Joseph Conrad, Collected Tales. The Tremolino/ Because of the Dollars/ The Secret Sharer ...
Manesse Bibliothek der Weltliteratur, published in 1977
Joseph Conrad (1857-1924) is born Józef Teodor Konrad Korzeniowski in a Polish region that was then part of the Russian Empire and is now part of the Ukraine. Although Polish is his mother tongue and he speaks excellent French from early on in his life, he writes his great novels and stories in English, and becomes known as one of the most influential English authors of the 19th and 20th century.
In his life Conrad is driven by two great passions: seafaring and writing. He spends almost 20 years of his life at sea, working on French and British merchant ships. This life experience forms the horizon of many of his novels and short stories, in which the sea often takes centre stage, as in this collection of novellas put together by Manesse. “The Tremolino”, which is “a piece of autobiography” according to Fritz Güttinger, shows how closely his life and his fiction are intertwined. “Because of the Dollars” builds on Conrad’s visits to the Malay islands and “The Secret Sharer” fictionally explores how a young captain finds his place in the ship’s hierarchy.
The problems which such conceptual proximity or even a confusion of historical author and his work can cause are best exemplified by what is probably his most famous novella, “Heart of Darkness”. Very few other literary works in the late 20th century have engendered controversies on a comparable scale. In the novella, the British sailor Marlowe recounts his adventurous but equally terrifying expedition to the Congo, which bewitches fictive listeners and reader alike.
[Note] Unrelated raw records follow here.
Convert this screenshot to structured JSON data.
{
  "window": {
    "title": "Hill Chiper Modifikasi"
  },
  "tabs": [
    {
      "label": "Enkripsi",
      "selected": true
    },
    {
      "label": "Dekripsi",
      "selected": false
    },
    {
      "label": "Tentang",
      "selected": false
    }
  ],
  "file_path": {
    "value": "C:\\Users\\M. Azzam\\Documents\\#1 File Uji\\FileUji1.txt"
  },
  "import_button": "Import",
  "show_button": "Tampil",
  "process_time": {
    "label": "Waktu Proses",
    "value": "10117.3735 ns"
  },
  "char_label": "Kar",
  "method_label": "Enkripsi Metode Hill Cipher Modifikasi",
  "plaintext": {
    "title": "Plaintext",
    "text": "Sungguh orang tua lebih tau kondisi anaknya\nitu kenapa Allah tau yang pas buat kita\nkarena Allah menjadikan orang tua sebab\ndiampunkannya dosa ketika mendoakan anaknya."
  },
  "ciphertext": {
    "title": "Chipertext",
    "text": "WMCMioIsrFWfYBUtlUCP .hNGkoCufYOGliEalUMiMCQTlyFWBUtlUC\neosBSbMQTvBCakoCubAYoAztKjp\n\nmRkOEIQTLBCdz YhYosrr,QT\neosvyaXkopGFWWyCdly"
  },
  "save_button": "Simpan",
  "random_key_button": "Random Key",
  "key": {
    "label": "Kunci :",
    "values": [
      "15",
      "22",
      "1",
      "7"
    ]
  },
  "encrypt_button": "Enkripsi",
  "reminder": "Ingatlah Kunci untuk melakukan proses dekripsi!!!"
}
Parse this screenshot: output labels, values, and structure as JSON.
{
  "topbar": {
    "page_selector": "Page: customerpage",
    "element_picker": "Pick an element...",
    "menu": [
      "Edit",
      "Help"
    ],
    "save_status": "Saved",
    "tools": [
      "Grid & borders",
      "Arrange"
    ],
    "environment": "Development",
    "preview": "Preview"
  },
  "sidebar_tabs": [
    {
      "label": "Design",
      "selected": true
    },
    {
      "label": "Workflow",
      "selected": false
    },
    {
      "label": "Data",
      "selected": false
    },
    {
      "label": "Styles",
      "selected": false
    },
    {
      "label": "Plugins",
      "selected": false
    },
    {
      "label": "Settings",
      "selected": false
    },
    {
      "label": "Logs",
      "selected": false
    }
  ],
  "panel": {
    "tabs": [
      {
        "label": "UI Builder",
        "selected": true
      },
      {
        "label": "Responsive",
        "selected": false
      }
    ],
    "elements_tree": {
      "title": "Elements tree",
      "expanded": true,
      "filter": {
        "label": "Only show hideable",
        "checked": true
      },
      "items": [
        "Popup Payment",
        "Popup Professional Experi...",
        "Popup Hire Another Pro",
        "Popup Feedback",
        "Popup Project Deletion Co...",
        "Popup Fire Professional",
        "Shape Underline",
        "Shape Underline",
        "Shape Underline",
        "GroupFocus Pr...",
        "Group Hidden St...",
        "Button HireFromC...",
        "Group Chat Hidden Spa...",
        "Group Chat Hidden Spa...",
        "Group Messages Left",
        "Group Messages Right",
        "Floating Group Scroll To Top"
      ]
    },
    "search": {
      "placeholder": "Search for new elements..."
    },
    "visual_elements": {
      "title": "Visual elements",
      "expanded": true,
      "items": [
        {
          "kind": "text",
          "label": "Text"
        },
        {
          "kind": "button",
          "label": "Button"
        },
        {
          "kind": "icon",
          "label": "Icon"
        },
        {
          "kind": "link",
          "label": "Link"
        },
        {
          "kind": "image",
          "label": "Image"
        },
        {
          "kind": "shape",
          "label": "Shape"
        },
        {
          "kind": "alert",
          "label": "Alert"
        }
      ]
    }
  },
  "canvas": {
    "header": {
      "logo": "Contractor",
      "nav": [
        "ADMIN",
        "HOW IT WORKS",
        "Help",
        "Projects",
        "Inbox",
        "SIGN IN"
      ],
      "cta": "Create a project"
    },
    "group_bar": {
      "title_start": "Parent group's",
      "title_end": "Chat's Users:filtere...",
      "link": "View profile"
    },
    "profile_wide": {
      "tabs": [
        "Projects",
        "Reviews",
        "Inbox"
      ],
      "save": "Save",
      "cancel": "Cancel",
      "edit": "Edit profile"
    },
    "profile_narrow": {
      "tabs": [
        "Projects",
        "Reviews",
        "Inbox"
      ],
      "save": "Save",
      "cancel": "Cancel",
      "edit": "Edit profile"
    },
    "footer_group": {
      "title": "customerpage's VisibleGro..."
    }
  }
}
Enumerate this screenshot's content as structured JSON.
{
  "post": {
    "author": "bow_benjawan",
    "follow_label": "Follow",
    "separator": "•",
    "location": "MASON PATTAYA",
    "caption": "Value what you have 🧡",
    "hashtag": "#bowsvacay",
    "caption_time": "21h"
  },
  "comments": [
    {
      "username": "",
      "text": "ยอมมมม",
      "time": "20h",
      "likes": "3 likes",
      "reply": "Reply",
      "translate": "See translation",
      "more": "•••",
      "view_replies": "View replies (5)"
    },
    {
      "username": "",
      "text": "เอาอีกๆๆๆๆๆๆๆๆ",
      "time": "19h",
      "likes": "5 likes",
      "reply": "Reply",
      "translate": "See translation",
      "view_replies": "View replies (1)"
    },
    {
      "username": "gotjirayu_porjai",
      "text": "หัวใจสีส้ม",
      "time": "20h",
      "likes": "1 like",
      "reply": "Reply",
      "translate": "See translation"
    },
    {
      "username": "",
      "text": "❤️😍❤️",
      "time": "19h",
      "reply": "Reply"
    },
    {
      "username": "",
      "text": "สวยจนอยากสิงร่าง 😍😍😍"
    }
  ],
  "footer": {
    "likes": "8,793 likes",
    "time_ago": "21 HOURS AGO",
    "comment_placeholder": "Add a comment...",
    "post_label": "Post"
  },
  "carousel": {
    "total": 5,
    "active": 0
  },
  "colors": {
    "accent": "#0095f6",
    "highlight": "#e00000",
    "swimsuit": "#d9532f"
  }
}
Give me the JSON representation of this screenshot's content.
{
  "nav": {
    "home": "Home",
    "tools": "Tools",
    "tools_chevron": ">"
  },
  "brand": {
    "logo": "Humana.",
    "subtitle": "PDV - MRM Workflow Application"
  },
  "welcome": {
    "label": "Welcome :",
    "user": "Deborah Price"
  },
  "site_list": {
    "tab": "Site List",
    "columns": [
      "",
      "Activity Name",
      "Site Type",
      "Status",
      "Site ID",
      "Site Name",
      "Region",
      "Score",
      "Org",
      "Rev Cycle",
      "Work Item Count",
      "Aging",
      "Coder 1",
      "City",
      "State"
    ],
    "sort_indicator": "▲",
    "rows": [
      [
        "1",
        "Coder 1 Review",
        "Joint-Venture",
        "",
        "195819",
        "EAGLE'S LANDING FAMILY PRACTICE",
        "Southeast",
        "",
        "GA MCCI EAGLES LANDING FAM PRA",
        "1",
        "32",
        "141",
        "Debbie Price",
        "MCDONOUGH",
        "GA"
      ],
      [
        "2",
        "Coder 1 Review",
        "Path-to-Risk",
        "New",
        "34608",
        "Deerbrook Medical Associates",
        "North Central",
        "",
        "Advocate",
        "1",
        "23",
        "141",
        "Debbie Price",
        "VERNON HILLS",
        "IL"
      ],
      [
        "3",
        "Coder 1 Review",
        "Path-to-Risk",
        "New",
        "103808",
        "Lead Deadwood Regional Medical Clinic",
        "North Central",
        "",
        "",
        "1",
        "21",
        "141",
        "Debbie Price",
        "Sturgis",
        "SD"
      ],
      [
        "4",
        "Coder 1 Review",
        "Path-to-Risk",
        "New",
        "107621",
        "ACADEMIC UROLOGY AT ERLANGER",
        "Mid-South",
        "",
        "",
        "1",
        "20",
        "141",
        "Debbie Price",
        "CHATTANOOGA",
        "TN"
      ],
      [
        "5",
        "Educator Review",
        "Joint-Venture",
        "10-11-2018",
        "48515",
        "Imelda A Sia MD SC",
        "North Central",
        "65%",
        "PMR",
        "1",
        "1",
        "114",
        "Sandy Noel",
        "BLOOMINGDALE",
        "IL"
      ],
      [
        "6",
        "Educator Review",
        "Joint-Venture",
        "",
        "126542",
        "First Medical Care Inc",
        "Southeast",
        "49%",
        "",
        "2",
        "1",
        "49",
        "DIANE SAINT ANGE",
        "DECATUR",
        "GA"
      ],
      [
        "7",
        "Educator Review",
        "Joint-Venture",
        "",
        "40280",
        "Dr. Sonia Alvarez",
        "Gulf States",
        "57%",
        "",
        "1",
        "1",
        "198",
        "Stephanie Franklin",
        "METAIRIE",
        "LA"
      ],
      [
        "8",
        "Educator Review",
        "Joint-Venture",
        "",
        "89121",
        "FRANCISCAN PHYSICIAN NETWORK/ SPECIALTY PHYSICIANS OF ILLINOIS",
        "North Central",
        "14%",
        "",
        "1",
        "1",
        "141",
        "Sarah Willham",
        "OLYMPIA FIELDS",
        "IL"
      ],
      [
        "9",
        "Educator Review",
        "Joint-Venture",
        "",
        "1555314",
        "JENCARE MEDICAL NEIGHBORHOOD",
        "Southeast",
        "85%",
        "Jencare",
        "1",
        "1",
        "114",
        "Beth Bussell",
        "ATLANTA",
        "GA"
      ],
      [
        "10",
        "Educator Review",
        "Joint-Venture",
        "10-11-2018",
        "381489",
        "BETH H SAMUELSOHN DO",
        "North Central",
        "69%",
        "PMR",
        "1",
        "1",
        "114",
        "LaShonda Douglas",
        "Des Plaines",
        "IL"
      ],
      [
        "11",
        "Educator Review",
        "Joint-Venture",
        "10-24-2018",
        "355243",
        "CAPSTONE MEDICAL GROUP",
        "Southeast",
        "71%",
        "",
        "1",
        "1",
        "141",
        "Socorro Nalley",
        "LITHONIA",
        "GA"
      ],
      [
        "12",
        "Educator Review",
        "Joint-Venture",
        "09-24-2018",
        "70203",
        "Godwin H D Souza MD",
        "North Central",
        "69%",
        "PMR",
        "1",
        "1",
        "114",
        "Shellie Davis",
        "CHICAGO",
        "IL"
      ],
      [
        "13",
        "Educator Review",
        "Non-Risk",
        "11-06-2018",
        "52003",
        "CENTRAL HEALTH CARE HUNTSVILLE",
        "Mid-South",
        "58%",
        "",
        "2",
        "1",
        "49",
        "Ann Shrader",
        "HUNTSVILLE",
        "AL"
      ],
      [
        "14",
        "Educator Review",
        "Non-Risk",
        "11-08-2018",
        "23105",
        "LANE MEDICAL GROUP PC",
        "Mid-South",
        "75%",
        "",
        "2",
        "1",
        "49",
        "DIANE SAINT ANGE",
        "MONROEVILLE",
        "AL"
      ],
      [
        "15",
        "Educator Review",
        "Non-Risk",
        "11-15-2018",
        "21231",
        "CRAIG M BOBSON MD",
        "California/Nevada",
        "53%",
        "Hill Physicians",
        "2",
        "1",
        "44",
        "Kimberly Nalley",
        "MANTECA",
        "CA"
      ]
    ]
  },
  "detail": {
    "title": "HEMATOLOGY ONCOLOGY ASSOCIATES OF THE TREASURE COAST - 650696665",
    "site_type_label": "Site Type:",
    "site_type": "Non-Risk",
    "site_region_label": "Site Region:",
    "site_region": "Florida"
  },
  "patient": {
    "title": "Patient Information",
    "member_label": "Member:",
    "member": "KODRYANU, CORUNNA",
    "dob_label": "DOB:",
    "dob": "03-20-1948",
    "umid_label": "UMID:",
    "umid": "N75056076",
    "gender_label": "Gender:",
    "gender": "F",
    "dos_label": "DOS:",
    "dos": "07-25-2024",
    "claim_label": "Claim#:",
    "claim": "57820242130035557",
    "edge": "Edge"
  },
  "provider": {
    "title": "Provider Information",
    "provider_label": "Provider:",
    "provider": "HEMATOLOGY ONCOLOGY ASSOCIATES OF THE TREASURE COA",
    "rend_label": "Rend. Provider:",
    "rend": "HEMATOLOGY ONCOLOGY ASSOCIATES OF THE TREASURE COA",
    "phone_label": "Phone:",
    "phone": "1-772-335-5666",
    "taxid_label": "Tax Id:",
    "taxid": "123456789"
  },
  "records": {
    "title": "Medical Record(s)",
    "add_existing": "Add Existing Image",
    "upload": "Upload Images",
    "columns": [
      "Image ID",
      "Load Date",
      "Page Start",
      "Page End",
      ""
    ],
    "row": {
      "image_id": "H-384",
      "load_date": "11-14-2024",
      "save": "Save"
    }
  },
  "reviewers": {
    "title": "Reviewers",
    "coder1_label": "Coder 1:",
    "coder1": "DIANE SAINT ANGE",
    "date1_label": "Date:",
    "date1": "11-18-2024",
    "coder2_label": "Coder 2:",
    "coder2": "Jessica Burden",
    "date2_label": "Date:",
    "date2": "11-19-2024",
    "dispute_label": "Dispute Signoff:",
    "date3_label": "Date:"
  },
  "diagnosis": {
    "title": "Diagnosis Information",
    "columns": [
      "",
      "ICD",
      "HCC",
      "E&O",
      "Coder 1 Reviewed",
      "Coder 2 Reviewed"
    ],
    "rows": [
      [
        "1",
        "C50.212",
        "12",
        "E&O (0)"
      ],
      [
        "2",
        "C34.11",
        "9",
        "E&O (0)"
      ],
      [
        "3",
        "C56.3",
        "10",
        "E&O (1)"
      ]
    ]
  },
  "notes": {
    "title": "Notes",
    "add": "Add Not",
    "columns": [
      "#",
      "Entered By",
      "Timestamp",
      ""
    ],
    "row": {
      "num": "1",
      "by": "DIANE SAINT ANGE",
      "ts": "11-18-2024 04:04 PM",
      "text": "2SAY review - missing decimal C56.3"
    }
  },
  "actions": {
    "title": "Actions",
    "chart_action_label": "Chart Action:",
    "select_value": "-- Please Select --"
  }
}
The journey leads Marlowe deeper and deeper into the African continent, the impenetrable jungle, the metaphorical “heart of darkness”. In the encounter with the colonised black population of this strange continent, the white Westerner also encounters himself, confronted with the “brutish other” he is thrown back on his own animalistic nature. Through carefully crafted metaphors of light and darkness Conrad’s brilliant tale explores the legitimacy of imperialism as well as narratives about civilisation and progress.
His idiosyncratic syntax is often opaque, his words elusive, their meaning, like that of the metaphorical heart of darkness, can never fully be grasped. This complexity and ambiguity are uniquely beautiful and deservedly elevate Conrad to the rank of world literature, as some critics claim. Others, however, harshly criticize the racist world view of the work, which cannot, as they say, be erased by beautiful words alone. Since the now-famous lecture of Nigerian poet Chinua Achebe in 1975 about racism in “Heart of Darkness”, at the latest, scholars are fiercely debating: Was Conrad a racist or wasn’t he? Should a great author be able to rise above the values and world views of his time or is that an impossible demand? Can literature be appreciated as art even if its contents are racist? Both points of view are legitimate. When he declares that he doesn’t want his humanity denied by a novella, Chinua Achebe’s voice must be heard. But Hanna Arendt also has a point when she finds that literary works, like those by Conrad, are perhaps better suited to evoke the horrors of racism and imperialism than historical or political writings.
by Teresa Teklić